Achievements
After delivering the room, handover the documentation, doing the final presentation, the team was almost finished. The hard work was done, the room was available for testing with players. The Police has done some internal request for players and a big list started to build. Press has gotten hold on the story. We had a story with the local newspaper De Stentor. A reporter visited the location and made a vlog.

After this BNR (Business News Radio) got hold on the story and send a radio reporter. And then EenVandaag, the largest television newsmagazine of the Netherlands requested to make an exclusive item. Filming was done at Cibap with the students and on the location with a team of cops and Arno Musch. As a teaser EenVandaag did a radio-interview with me and Elleke, a college of Arno.

Do and don’ts

This paragraph gives some tips on what and what not to do.
Do’s
– these types of projects are both innovative from an educational point of view but also for the organization which will be using it. Analyzing the stakeholders and keeping them informed is important;
– keep track of all the changes in documentation. We encountered some differences in the Game Design Documentation and the finalized room. It took some effort to adjust that;
– celebrate milestones. This keeps the team happy. And does a lot with the client relationship;
– inform. Demo’s (like in Scrum Demo’s) are a great way to do that. These meetings can be open for guests;
– plan and replan. We underestimate the transition from designing to real life implementing. In the end we need some handy hand. Doing odd jobs is not a general student skill;
– use partners. For almost every innovative project: someone done it before. Or thought about it. Find experts who can help you. The people from The Great Escape were a very helpful resource in both the research and building phase.

Don’ts
– don’t do this in the winter. Without power and heath, it was more then challenging;
– don’t do this without a way to extend the time on the project. Using Scrum, you would think, what are you talking about. Functionality versus time. But when you start the real-life implementation (building) there is hardly room to don’t do this or that. So we had consent from some students to work two weeks longer than planned. They got our trust by giving a positive grade before the finished the work. Thanks for that!

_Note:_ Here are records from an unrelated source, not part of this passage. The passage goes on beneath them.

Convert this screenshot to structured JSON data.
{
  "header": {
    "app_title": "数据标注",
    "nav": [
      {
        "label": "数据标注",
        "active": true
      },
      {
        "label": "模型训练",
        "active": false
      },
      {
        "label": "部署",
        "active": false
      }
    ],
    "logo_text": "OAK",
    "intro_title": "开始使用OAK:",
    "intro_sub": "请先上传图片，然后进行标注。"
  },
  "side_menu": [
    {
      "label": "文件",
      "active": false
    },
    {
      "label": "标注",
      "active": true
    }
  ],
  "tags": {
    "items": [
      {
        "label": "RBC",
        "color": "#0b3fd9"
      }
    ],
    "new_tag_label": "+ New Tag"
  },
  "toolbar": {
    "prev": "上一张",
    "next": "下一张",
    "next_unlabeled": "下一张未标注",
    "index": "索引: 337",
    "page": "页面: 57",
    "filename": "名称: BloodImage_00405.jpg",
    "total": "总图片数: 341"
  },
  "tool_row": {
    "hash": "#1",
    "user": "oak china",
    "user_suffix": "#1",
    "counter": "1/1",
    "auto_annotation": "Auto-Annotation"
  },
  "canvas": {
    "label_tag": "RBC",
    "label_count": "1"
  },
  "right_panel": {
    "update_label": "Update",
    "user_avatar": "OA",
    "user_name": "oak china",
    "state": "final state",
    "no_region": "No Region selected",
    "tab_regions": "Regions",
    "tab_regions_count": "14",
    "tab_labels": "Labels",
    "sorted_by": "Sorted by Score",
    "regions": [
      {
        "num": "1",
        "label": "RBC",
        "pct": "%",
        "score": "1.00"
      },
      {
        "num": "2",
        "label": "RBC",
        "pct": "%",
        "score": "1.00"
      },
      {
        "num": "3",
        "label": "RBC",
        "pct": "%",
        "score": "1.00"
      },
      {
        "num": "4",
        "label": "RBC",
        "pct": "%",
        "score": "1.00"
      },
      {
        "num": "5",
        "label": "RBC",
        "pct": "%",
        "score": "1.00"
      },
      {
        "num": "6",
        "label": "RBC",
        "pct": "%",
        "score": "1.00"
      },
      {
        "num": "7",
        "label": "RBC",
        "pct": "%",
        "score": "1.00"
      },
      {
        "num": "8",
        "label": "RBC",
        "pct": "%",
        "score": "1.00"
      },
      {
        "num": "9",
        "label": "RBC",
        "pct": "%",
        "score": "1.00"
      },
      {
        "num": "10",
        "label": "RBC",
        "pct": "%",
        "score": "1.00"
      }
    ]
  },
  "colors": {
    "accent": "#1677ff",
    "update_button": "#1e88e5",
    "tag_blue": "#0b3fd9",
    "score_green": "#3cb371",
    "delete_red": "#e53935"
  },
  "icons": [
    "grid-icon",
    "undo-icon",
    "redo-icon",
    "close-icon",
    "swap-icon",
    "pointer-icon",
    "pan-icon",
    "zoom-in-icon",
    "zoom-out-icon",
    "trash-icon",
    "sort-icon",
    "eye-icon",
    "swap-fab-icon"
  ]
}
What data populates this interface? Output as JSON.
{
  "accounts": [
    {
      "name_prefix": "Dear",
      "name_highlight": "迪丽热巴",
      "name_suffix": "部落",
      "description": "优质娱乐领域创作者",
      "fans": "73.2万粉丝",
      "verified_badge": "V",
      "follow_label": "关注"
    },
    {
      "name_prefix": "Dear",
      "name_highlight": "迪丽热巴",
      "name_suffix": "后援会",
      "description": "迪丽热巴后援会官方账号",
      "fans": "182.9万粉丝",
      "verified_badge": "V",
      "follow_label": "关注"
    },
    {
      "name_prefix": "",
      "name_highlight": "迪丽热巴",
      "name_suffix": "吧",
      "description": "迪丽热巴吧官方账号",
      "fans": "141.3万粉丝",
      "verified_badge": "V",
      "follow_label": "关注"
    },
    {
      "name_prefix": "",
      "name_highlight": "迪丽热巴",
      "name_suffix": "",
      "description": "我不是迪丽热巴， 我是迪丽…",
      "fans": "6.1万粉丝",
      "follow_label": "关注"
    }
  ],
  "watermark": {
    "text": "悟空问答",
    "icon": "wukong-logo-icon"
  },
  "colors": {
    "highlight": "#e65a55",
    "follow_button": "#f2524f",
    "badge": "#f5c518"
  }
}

Valorization: the research on reaching the goals and ambitions
Starting in February the testing of the Escape Room started. This process is done to test all the puzzles with real players. Another long-term objective is to see of this way of being aware of all the underlying laws and procedures is picked up better by playing an escape room then to do the standard paper test. A test plan will be made by researchers to see If the assumptions underlying this project hold.

The room had had some revision. Some props like the getaway car with bomb is much more real now (it has a good timer and smoke effect) and some puzzles are taken out. They were too difficult or unclear.
From March till May around 150 cops will visit the escape room. A waiting list of 300 players (count March) shows the interest of the organization.

The future of this Escape room
Now (May 2018) this is unclear. The room will probably be in a facility on the premises of the Police Academy in Apeldoorn. If the results of the valorization are positive different rooms may be designed on different theme’s.
For the moment, 038games (Windesheim and Cibap), the Dutch Police and The Great Escape had a great learning experience. We have created the largest escape room in the Netherlands for the largest employer. We have experience in using serious gaming to help the organization in their innovative education and HR-learning strategy.
We will start new project, digital and not, every half year with fresh students. With an ICT background or not.

More information on 038games.windesheim.nl or contact Bertrand Weegenaar, b.w.weegenaar@windesheim.nl, +31-(0)652585555

[1] More information online or in the book Escape the game https://www.amazon.com/Escape-Game-puzzle-escape-rooms-ebook/dp/B0196S8YEU

[2] Studie-editie deel 1 & 2 Mr.Joseph Molenaar MA, Aart Sterk Achtste, herziene druk 2011 (Stapel & De Koning)